Condensate is water amongst other elements and unavoidable result of compression in the Compressed Air cycle and can cause irreversible problems and at sometimes high costs. Compressed air can hold water, oil contaminants and hydrocarbons and acidity. Condensate is removed through whether it be automated drain valves, manual or float type drains during the filtering and or drying process that is installed to which should be collected via an Oil Water Separation System.
Condensate that is collected throughout the drying and filtering process cannot be disposed of into general drainage systems as the oil levels are far too high. It is also a legal requirement to dispose of all condensate via approved means to which our systems offered qualify for this requirement.
A summary of the Legislation affecting discharge
As from 1st July 2005 in the Hazardous Waste Regulations any condensate produced from an oil lubricated air compressor must be treated as a hazardous waste material.
The water Resources Act (1991) Chapter II, para 85, (1) refers to an offence of knowingly polluting controlled waters, by disposal of poisonous, noxious or polluting mater.
Compressor Condensate falls into this category, and can render the polluter liable to fines up to
£20,000 or imprisonment for up to three months.
The legislation is aimed at the responsible person, and sanctions are taken against the individual, not the company.

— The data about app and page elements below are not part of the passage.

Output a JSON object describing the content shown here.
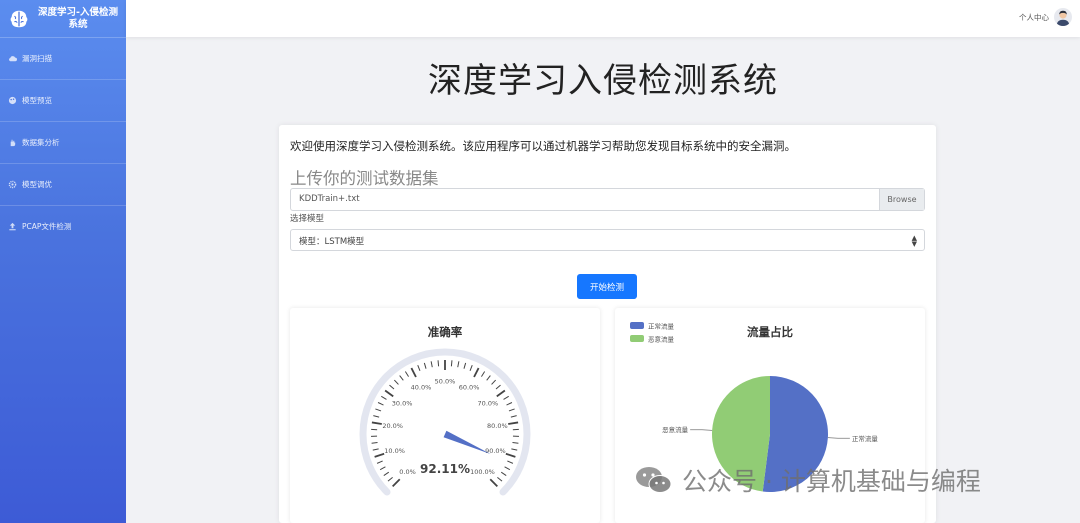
{
  "sidebar": {
    "brand_title": "深度学习-入侵检测系统",
    "items": [
      {
        "label": "漏洞扫描",
        "icon": "cloud-icon"
      },
      {
        "label": "模型预览",
        "icon": "palette-icon"
      },
      {
        "label": "数据集分析",
        "icon": "hand-icon"
      },
      {
        "label": "模型调优",
        "icon": "gear-icon"
      },
      {
        "label": "PCAP文件检测",
        "icon": "upload-icon"
      }
    ]
  },
  "topbar": {
    "user_label": "个人中心"
  },
  "main": {
    "title": "深度学习入侵检测系统",
    "intro": "欢迎使用深度学习入侵检测系统。该应用程序可以通过机器学习帮助您发现目标系统中的安全漏洞。",
    "upload_heading": "上传你的测试数据集",
    "file_name": "KDDTrain+.txt",
    "browse_label": "Browse",
    "model_label": "选择模型",
    "model_value": "模型：LSTM模型",
    "start_button": "开始检测"
  },
  "watermark": {
    "text": "公众号 · 计算机基础与编程"
  },
  "colors": {
    "accent": "#1677ff",
    "normal": "#5470c6",
    "malicious": "#91cc75",
    "gauge": "#5470c6"
  },
  "chart_data": [
    {
      "type": "gauge",
      "title": "准确率",
      "value": 92.11,
      "value_label": "92.11%",
      "min": 0,
      "max": 100,
      "tick_labels": [
        "0.0%",
        "10.0%",
        "20.0%",
        "30.0%",
        "40.0%",
        "50.0%",
        "60.0%",
        "70.0%",
        "80.0%",
        "90.0%",
        "100.0%"
      ]
    },
    {
      "type": "pie",
      "title": "流量占比",
      "legend_position": "top-left",
      "slices": [
        {
          "name": "正常流量",
          "value": 52
        },
        {
          "name": "恶意流量",
          "value": 48
        }
      ]
    }
  ]
}
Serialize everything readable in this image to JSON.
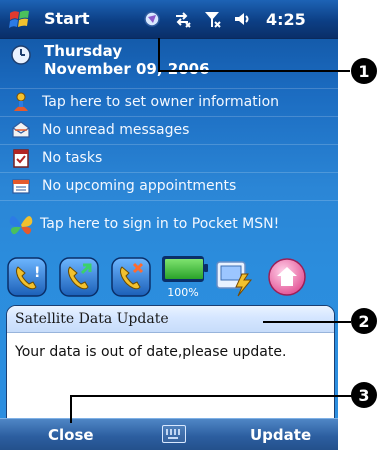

The Health and safety Commission Statutory Instrument 1989, No 2169 covering Pressure Systems and Transportable Gas Containers makes it clear that as from 1994 all new installations should have condensate drainage points feeding into an oil/water separator prior to final discharge.
Other relevant legislation is 'The Water Industry Act 1991' and the 'Environmental Protection Regulations 1991'.
Finally, the British Compressed Air Society, in its publication CAC 9407 summarises the position by starting categorically that 'under no circumstances should it be permitted to discharge untreated compressed air condensate to public surface water, sewers, or to ground.
The British Compressed Air Society have produced a free fact sheet. The fact sheets can be downloaded from their website at http://www.bcas.org.uk
The regulations are clear.
The Water Resources Act stipulates the regulations for the use of water resources. The discharge of compressor condensates is prohibited without suitable processing, waste water containing typically more than 20 mg/l mineral oil into the sewage system. The legislation demands water processing corresponding at the very least to the "generally accepted engineering standards". This means a reduction to max. 20 mg/l for hydrocarbon as a guide parameter for mineral oils. Regionally, these values may be significantly lower.
"Disposal" is yesterdays technology!
Disposal carried out by companies specialising in this field is safe but expensive. Disposal costs of condensate are considerable. In addition, costs for certified collection tanks, monitoring devices, and installation work, etc. are incurred.
Processing of condensate where it accumulates!
Much simpler and, most importantly, more economical is processing of condensate right there where it accumulates. The oil- water separators TANAIR have established themselves as the standard and offer "state-of-the-art„ processing.